Mind Your Own Business
Some of the most common search phrases related to Web browsers deal with removing browsing history and deleting private data. People want privacy while surfing the Web, and in many cases do not want to leave any traces behind telling what sites they've visited, what information they've entered, and what they may have downloaded. This desire for anonymity certainly did not go unnoticed by browser architects who, along with their development teams, spent a great deal of time over the past decade creating ways to offer the virtual invisibility the public yearned for. The result of this ingenuity was two-fold, with "before and after" solutions finding their way into most major browsers by the time 2009 rolled around.

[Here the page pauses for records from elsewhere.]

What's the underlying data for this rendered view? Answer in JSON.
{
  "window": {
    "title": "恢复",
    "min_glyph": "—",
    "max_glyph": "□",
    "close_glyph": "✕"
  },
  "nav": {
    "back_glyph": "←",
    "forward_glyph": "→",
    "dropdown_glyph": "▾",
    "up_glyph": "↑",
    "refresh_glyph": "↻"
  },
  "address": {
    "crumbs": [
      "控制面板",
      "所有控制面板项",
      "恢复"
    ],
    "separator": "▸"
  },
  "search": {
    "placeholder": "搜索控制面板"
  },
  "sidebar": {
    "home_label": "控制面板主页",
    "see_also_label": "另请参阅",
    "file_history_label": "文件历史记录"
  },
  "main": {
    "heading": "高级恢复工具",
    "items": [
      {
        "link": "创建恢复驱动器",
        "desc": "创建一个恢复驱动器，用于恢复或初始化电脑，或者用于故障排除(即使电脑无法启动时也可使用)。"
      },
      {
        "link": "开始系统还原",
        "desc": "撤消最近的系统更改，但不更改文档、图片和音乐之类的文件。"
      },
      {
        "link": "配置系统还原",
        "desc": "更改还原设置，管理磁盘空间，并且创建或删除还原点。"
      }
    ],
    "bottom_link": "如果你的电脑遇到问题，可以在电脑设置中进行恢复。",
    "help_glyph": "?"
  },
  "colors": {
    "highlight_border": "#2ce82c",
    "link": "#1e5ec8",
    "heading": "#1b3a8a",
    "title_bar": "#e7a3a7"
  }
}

The preemptive approach, which bears a different moniker depending on your browser of choice (Private Browsing in Firefox, Incognito Mode in Chrome, etc.) but offers the same basic functionality, ensured that nothing you do while browsing is saved. This included not only your browsing history but also any temporary files such as cache and cookies.
Leave No Trace Behind
The after-the-fact approach involved giving users the ability to clear their tracks, so to speak, at the end of their browsing session. Deleting private data is now a feature offered in all major browsers and, in most cases, can be quickly accomplished with a single keystroke or mouse click. Over the past several years this functionality has become refined where the Web surfer is allowed to specify exactly which sensitive data is removed, enabling them to keep certain items such as saved passwords while deleting everything else.